DEAR AMY: My son is in the process of finalizing a very painful divorce, which has been more than a year in the making. It has been heartbreaking for all involved.
He lives temporarily with my husband and me. He has been very generous in sharing his custodial time with his 2-year-old son with us.
His ex-wife tries to keep us out of the picture entirely, though we had a very close relationship prior to this.
My son is now involved with a lovely woman and is taking some of the time that we had previously had with our grandson and spending this time with her. I am fine with all this, of course.
However, I am having a problem because he has begun extending this time to her family.

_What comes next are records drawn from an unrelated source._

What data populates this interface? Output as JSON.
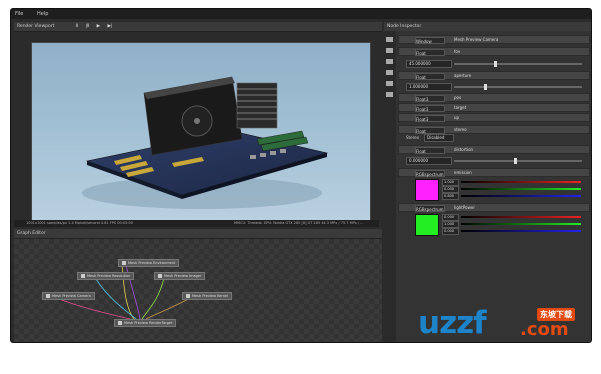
{
  "menu": {
    "file": "File",
    "help": "Help"
  },
  "render_panel": {
    "title": "Render Viewport",
    "toolbar": [
      "Ⅱ",
      "|Ⅱ",
      "▶",
      "▶|"
    ],
    "status_left": "1001x1001 samples/px   1.4 Mpixel/second   4.81 FPS   00:05:00",
    "status_right": "MMCU: Threads: GPU: Nvidia GTX 285 [8]  GT 285  44.3 MPx / 75.7 MPx / ..."
  },
  "graph_panel": {
    "title": "Graph Editor",
    "nodes": [
      {
        "id": "n1",
        "label": "Mesh Preview Environment"
      },
      {
        "id": "n2",
        "label": "Mesh Preview Resolution"
      },
      {
        "id": "n3",
        "label": "Mesh Preview Imager"
      },
      {
        "id": "n4",
        "label": "Mesh Preview Camera"
      },
      {
        "id": "n5",
        "label": "Mesh Preview Kernel"
      },
      {
        "id": "n6",
        "label": "Mesh Preview RenderTarget"
      }
    ]
  },
  "inspector": {
    "title": "Node Inspector",
    "rows": [
      {
        "type": "Window",
        "label": "Mesh Preview Camera"
      },
      {
        "type": "Float",
        "label": "fov"
      },
      {
        "type": "Float",
        "label": "aperture"
      },
      {
        "type": "Float3",
        "label": "pos"
      },
      {
        "type": "Float3",
        "label": "target"
      },
      {
        "type": "Float3",
        "label": "up"
      },
      {
        "type": "Float",
        "label": "stereo"
      },
      {
        "type": "Float",
        "label": "distortion"
      },
      {
        "type": "RGBspectrum",
        "label": "emission"
      },
      {
        "type": "RGBspectrum",
        "label": "lightPower"
      }
    ],
    "values": {
      "fov": "45.000000",
      "aperture": "1.000000",
      "stereo": "Stereo",
      "stereo_val": "Disabled",
      "distortion": "0.000000",
      "emission_r": "1.000",
      "emission_g": "0.000",
      "emission_b": "0.800",
      "light_r": "0.000",
      "light_g": "1.000",
      "light_b": "0.000"
    },
    "colors": {
      "emission": "#ff22ff",
      "light": "#22ee22"
    }
  },
  "watermark": {
    "text": "uzzf",
    "suffix": ".com",
    "badge": "东坡下载"
  }
}
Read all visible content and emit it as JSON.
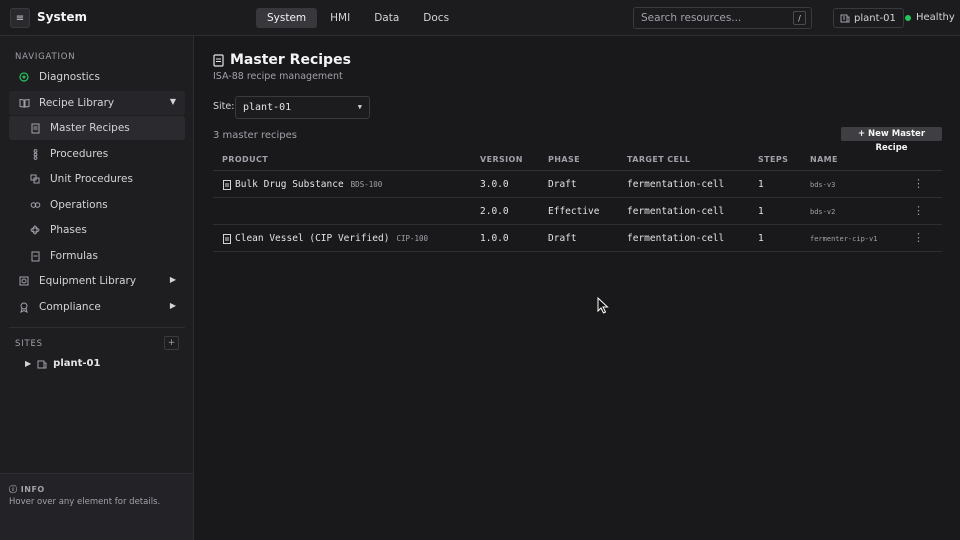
{
  "topbar": {
    "menu_icon": "hamburger-icon",
    "app_title": "System",
    "tabs": [
      {
        "label": "System",
        "active": true
      },
      {
        "label": "HMI",
        "active": false
      },
      {
        "label": "Data",
        "active": false
      },
      {
        "label": "Docs",
        "active": false
      }
    ],
    "search": {
      "placeholder": "Search resources...",
      "shortcut": "/"
    },
    "site": "plant-01",
    "health": {
      "label": "Healthy",
      "color": "#22c55e"
    }
  },
  "sidebar": {
    "nav_label": "NAVIGATION",
    "items": [
      {
        "label": "Diagnostics",
        "icon": "target-icon"
      },
      {
        "label": "Recipe Library",
        "icon": "book-icon",
        "expanded": true
      },
      {
        "label": "Master Recipes",
        "icon": "document-icon",
        "selected": true
      },
      {
        "label": "Procedures",
        "icon": "flow-icon"
      },
      {
        "label": "Unit Procedures",
        "icon": "layers-icon"
      },
      {
        "label": "Operations",
        "icon": "gears-icon"
      },
      {
        "label": "Phases",
        "icon": "atom-icon"
      },
      {
        "label": "Formulas",
        "icon": "formula-icon"
      },
      {
        "label": "Equipment Library",
        "icon": "equipment-icon"
      },
      {
        "label": "Compliance",
        "icon": "badge-icon"
      }
    ],
    "sites_label": "SITES",
    "add_label": "+",
    "sites": [
      {
        "label": "plant-01"
      }
    ],
    "info": {
      "title": "INFO",
      "text": "Hover over any element for details."
    }
  },
  "main": {
    "title": "Master Recipes",
    "subtitle": "ISA-88 recipe management",
    "site_label": "Site:",
    "site_value": "plant-01",
    "count_text": "3 master recipes",
    "new_button": "+ New Master Recipe",
    "columns": [
      "PRODUCT",
      "VERSION",
      "PHASE",
      "TARGET CELL",
      "STEPS",
      "NAME"
    ],
    "rows": [
      {
        "product": "Bulk Drug Substance",
        "code": "BDS-100",
        "version": "3.0.0",
        "phase": "Draft",
        "cell": "fermentation-cell",
        "steps": "1",
        "name": "bds-v3",
        "has_icon": true
      },
      {
        "product": "",
        "code": "",
        "version": "2.0.0",
        "phase": "Effective",
        "cell": "fermentation-cell",
        "steps": "1",
        "name": "bds-v2",
        "has_icon": false
      },
      {
        "product": "Clean Vessel (CIP Verified)",
        "code": "CIP-100",
        "version": "1.0.0",
        "phase": "Draft",
        "cell": "fermentation-cell",
        "steps": "1",
        "name": "fermenter-cip-v1",
        "has_icon": true
      }
    ],
    "row_menu": "⋮"
  }
}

Our time with him is extremely limited as it is. We have no real "alone" grandparenting time, and my husband says that my son should think more about me (and him) than this other family.
I am upset with myself for trying to hold so tightly to my grandson.
I have prayed and talked to myself for hours on end that I need to be less jealous and more generous, but I find that resentment surfaces when the time I anticipate spending with my grandson is pared down.
I very much want to return to being the kind, generous, loving person that I know I can be.
— Heartsick Gram
DEAR HEARTSICK: Your anguish over this is clear, but until you have some clarity and understanding about your own loss, you won't feel better.
Your grandparent bond is even more intense because of the living situation and breakup that precipitated it. As a parent and grandparent, you have a huge stake in the success of this family.
You and your husband should speak with your son about this. Don't focus on your resentment and don't ask your son to choose among this new woman, her family and you.
Tell him you're crazy in love with this child and want to be in his life as fully as you can.
Keep everything — including your requests — very simple. This child's life is spinning off in too many directions, and he will feel the pressure, regardless of how careful you are.
You will also have to hold tightly to the concept that the more people your grandson has to love, the richer his life will be. Repeat it like a mantra as you count his many blessings.
DEAR AMY: I'm a 15-year-old girl, and I've never had a boyfriend.
One of my best friends was a boy who I now realize really "liked" me.
He told my friends.
He pulled the "arm-around-the-shoulder" move on me more than once, and made up excuses to cuddle with me.
He clearly liked me, but I just didn't like him like that.
Now he has a girlfriend. And, of course, now I like him, though I think it may just be jealousy.
I'm mad now. I had him in the palm of my hand; all I had to do was show some feeling back.
I want to tell him how I feel, but I don't want to wreck our thin relationship. We've drifted a bit since he's inferred that I rejected him. I don't know what to do.
— Troubled Teen
DEAR TROUBLED: You're going to have to face one of the most confusing aspects of having a crush: when to act.
For now, back away far enough to gain some perspective and realize that the road to love has many switchbacks.
Don't interfere with your friend's current relationship, and don't do anything until you know for certain how you feel, and why you feel that way.
DEAR AMY: I'm following the discussion in your column about whether a divorced woman should keep her married name.
This is a very personal decision.
Two years post-divorce I still use my married name. Our three children, whom I am raising, have the name.
I am known by this name professionally. And I like it.
My "married" name doesn't profit me financially or cause any other disturbance in this big world.
— Keeping My Name
DEAR KEEPING: Your "married" name is yours to keep or change, and the decision should be yours too.
Send questions to firstname.lastname@example.org